“In 1990 I developed another way of questioning ideas about cultural authenticity. I started to use “African” fabric purchased from Brixton Market in my work. Batik, which is commonly known as “African” fabric, has its origins in Indonesia and is industrially produced in Holland and Manchester for export to Africa where it is made into traditional dress. The adoption of the fabric, particularly in West Africa, has led to the development of local industries which also manufacture fabrics. . . . In my own practice, I have used the fabrics as a metaphor for challenging various notions of authenticity both in art and identity.”

—Yinka Shonibare (London, 1996) from Met museum NY  2009 exhibition on Africa Textiles

“Wax” textiles are not african at all and if you visit the website of a textile company called Vlisco in Holland you can read up about the origins of this brilliantly fake product. By the early 1800s european traders (ok colonialist exploiters) had tapped into a key market in Africa – dress textiles. Industrialization had become a reality in northern Europe, cotton was being spun, woven and printed in a flash and it was cheap. The cunning plan was to observe local african traditions (beginning to be seriously challenged by colonialist culture) and re-elaborate them to produce a new tradition. These manufacturers, with the aid of clever agents across Africa, soon reinvented local textiles and dress habits. Nearly 200 years later and this type of textile is still going strong . Over time it has  developed its own subculture. Different patterns with specific meanings attributed to them in different areas. Some are obvious references to contemporary culture, for example the graduation print below which speaks about the quest for bettering the self, the need for education and the pride in achievement.

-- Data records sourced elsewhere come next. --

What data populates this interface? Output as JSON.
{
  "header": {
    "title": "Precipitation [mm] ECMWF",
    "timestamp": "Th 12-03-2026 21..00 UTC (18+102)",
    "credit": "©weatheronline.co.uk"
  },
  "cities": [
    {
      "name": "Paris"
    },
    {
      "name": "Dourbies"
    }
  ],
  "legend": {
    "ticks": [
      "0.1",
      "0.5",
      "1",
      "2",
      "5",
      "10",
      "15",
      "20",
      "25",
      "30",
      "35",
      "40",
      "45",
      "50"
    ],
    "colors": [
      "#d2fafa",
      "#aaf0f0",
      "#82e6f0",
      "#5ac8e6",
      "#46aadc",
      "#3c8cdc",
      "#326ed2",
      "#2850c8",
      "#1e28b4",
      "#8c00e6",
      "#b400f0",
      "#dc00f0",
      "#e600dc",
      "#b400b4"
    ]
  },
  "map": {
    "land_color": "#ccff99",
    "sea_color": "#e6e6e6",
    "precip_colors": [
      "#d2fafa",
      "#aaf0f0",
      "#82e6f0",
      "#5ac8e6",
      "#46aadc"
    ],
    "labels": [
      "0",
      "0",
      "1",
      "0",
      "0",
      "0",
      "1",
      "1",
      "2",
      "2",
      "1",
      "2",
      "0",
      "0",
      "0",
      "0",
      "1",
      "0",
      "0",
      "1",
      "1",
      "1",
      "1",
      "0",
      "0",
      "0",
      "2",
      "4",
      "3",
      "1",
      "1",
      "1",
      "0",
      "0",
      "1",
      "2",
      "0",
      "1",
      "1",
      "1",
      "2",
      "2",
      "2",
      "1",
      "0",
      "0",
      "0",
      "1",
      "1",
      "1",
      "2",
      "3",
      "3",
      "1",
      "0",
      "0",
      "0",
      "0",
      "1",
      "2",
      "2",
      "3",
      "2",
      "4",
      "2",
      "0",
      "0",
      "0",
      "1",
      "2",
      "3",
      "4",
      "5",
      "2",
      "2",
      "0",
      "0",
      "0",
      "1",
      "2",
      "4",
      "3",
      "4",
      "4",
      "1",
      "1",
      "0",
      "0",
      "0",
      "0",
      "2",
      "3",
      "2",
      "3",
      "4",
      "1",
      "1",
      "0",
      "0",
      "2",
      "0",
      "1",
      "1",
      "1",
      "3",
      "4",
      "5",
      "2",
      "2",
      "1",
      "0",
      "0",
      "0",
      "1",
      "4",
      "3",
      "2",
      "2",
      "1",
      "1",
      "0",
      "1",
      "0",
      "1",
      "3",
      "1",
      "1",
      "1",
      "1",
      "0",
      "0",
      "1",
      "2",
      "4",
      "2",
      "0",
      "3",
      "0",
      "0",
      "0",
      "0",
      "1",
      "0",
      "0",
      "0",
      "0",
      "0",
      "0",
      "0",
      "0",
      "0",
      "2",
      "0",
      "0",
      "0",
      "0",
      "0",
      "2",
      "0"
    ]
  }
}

graduation/education design, printed wax cotton, Vlisco, Holland Vlisco wax

The two prints below are more conceptual. They are abstract shapes of primitive strength and strong vibrant shades suitable for the scorching sun of west Africa. At the same time they also, somehow work up the “native” heritage (or myth of the real africa ). the point is they did not exist before colonialism…

1080_0_1c3421ea-7ed5-4aa1-bc08-7146c980a570_125_165 wax cotton Vlisco Holland Vlisco wax

And to finish this first post (more to follow) on Africa and its invented textile/fashion/art cultures here are two amazing pieces from Yinka Shonibare

Yinka Shonibare, photo, fake death picture (the death of Chatterton - Henry Wallis) 2011

Fake death picture (the death of Chatterton – Henry Wallis) 2011

Yinka Shonibare, photo, the sleep of reason produces monsters (america) 2008

The sleep of reason produces monsters (America) 2008